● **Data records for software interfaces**
○ ○ ○ ○ ○

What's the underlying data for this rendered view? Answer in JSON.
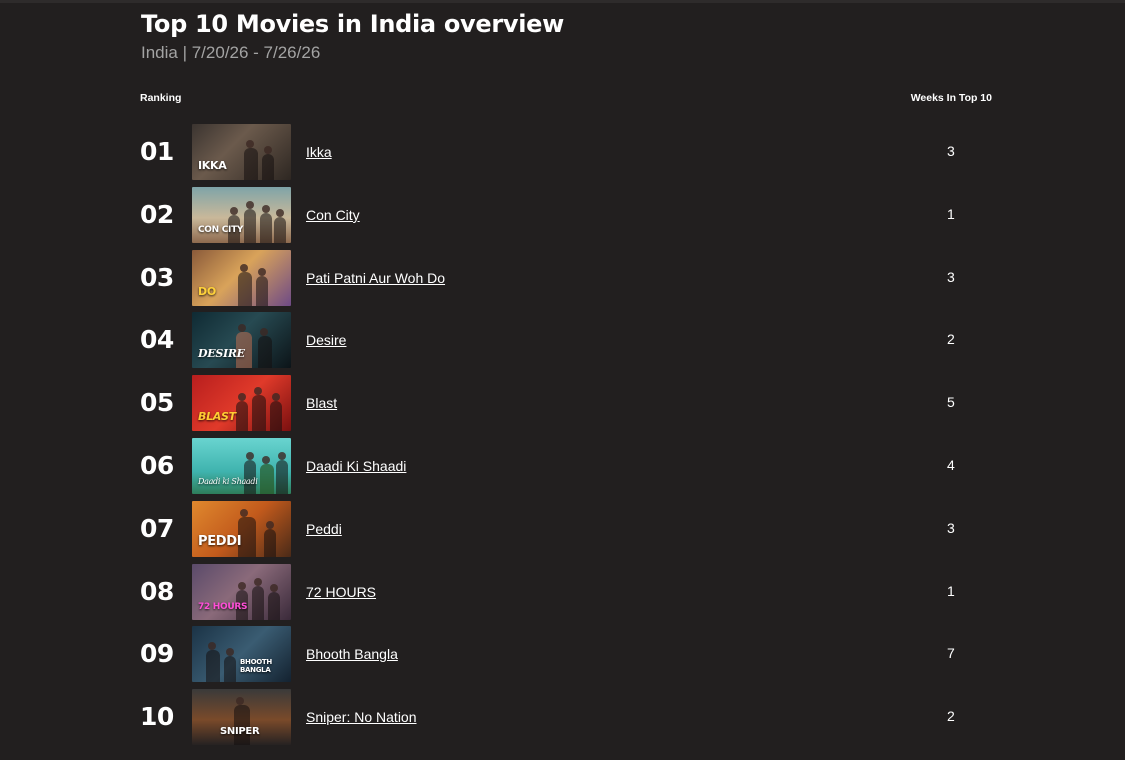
{
  "header": {
    "title": "Top 10 Movies in India overview",
    "subtitle": "India | 7/20/26 - 7/26/26"
  },
  "columns": {
    "ranking": "Ranking",
    "weeks": "Weeks In Top 10"
  },
  "rows": [
    {
      "rank": "01",
      "poster_text": "IKKA",
      "title": "Ikka",
      "weeks": "3"
    },
    {
      "rank": "02",
      "poster_text": "CON CITY",
      "title": "Con City",
      "weeks": "1"
    },
    {
      "rank": "03",
      "poster_text": "DO",
      "title": "Pati Patni Aur Woh Do",
      "weeks": "3"
    },
    {
      "rank": "04",
      "poster_text": "DESIRE",
      "title": "Desire",
      "weeks": "2"
    },
    {
      "rank": "05",
      "poster_text": "BLAST",
      "title": "Blast",
      "weeks": "5"
    },
    {
      "rank": "06",
      "poster_text": "Daadi ki Shaadi",
      "title": "Daadi Ki Shaadi",
      "weeks": "4"
    },
    {
      "rank": "07",
      "poster_text": "PEDDI",
      "title": "Peddi",
      "weeks": "3"
    },
    {
      "rank": "08",
      "poster_text": "72 HOURS",
      "title": "72 HOURS",
      "weeks": "1"
    },
    {
      "rank": "09",
      "poster_text": "BHOOTH BANGLA",
      "title": "Bhooth Bangla",
      "weeks": "7"
    },
    {
      "rank": "10",
      "poster_text": "SNIPER",
      "title": "Sniper: No Nation",
      "weeks": "2"
    }
  ],
  "colors": {
    "background": "#221f1f",
    "text": "#ffffff",
    "subtitle": "#a3a3a3"
  }
}
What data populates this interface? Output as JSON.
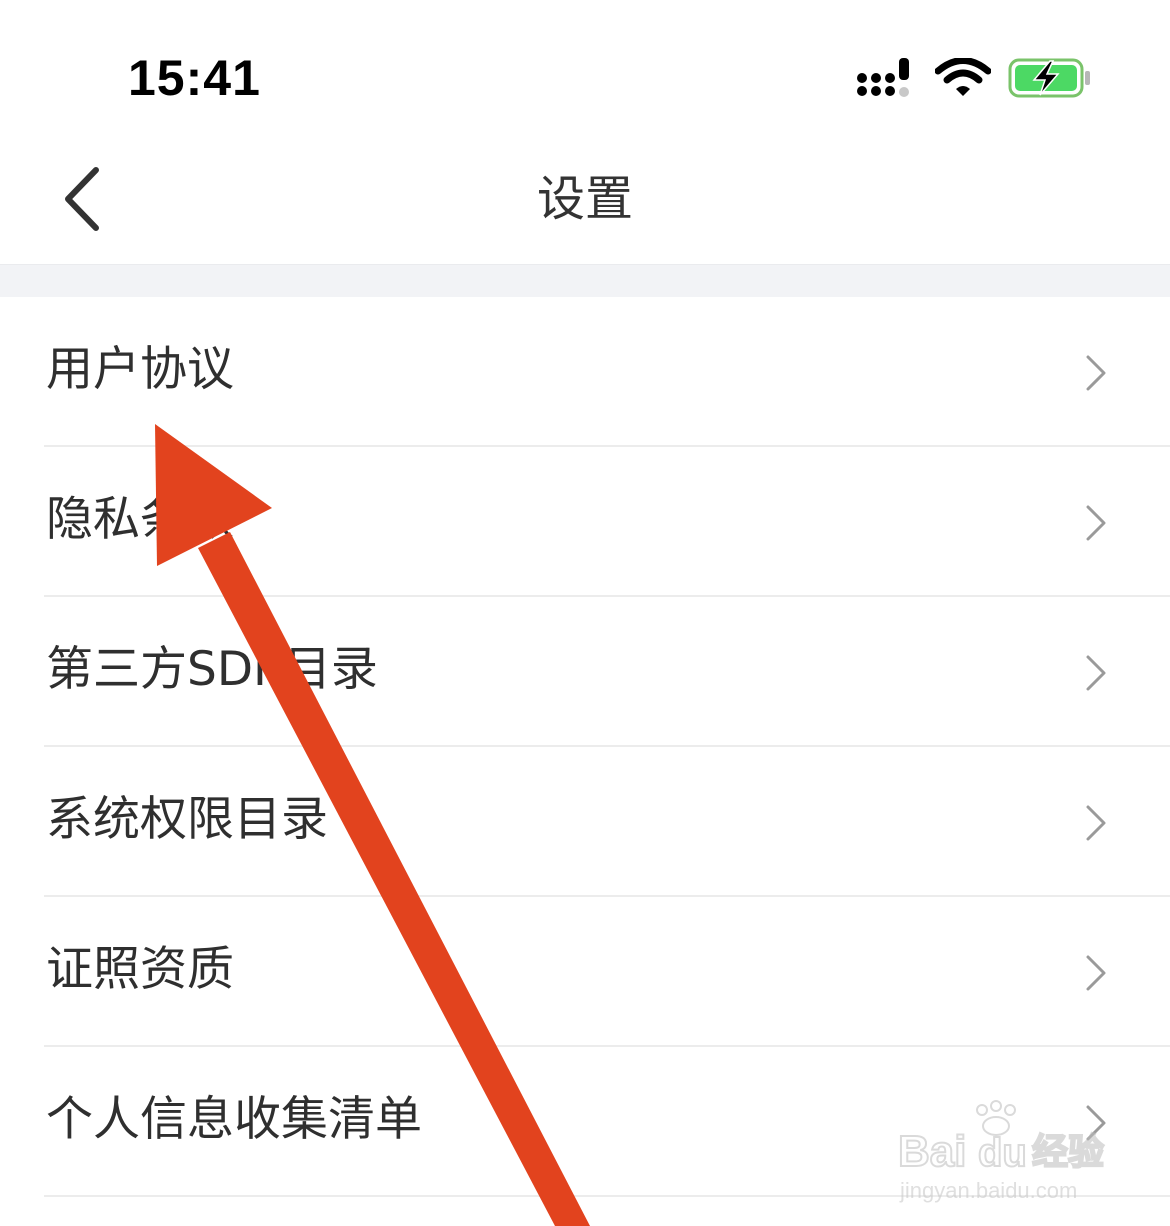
{
  "status_bar": {
    "time": "15:41",
    "icons": [
      "cellular-signal-icon",
      "wifi-icon",
      "battery-charging-icon"
    ],
    "battery_color": "#4cd964"
  },
  "nav": {
    "back_icon": "chevron-left-icon",
    "title": "设置"
  },
  "settings": {
    "items": [
      {
        "label": "用户协议"
      },
      {
        "label": "隐私条款"
      },
      {
        "label": "第三方SDK目录"
      },
      {
        "label": "系统权限目录"
      },
      {
        "label": "证照资质"
      },
      {
        "label": "个人信息收集清单"
      }
    ],
    "chevron_icon": "chevron-right-icon"
  },
  "annotation": {
    "arrow_color": "#e2431e",
    "points_to": "用户协议"
  },
  "watermark": {
    "logo_text": "Bai du 经验",
    "url": "jingyan.baidu.com"
  }
}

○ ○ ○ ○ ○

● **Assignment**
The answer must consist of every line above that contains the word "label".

● **Answer section**
        "label": "用户协议"
        "label": "隐私条款"
        "label": "第三方SDK目录"
        "label": "系统权限目录"
        "label": "证照资质"
        "label": "个人信息收集清单"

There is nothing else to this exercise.